> [TASK BRIEF] Whichever lines of the entries hold the word "title" should be identified and copied.

> [RECORD EXTRACTS]
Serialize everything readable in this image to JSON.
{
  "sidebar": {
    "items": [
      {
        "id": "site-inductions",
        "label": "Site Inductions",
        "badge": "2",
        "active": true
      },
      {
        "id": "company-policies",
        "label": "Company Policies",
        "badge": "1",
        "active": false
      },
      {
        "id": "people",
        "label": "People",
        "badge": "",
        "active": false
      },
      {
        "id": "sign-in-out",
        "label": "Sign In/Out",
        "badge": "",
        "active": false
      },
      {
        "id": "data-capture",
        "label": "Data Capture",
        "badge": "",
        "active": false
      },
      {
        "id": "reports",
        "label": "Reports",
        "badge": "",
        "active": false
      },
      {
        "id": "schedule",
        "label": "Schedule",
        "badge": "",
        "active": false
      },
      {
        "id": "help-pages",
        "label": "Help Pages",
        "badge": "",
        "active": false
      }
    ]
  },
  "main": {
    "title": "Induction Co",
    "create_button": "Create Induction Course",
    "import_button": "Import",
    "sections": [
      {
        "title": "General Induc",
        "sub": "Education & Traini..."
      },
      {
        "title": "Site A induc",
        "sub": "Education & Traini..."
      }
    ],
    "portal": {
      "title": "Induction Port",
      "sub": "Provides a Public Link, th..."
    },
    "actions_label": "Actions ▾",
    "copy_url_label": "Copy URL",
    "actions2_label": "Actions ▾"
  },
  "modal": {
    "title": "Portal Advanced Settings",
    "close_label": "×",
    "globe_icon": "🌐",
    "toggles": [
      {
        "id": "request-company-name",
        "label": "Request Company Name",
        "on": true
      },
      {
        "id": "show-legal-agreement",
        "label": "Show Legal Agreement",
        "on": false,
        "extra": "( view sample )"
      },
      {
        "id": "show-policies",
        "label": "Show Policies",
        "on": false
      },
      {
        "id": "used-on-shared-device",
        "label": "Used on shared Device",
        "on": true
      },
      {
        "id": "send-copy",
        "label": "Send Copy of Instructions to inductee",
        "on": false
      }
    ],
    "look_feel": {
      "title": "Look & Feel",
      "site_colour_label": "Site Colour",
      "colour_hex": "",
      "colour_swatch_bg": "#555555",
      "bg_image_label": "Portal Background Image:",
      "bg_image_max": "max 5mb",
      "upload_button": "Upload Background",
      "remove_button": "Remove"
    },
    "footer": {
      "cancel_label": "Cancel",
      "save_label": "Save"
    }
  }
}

> [WRITTEN RESPONSE]
    "title": "Induction Co",
        "title": "General Induc",
        "title": "Site A induc",
      "title": "Induction Port",
    "title": "Portal Advanced Settings",
      "title": "Look & Feel",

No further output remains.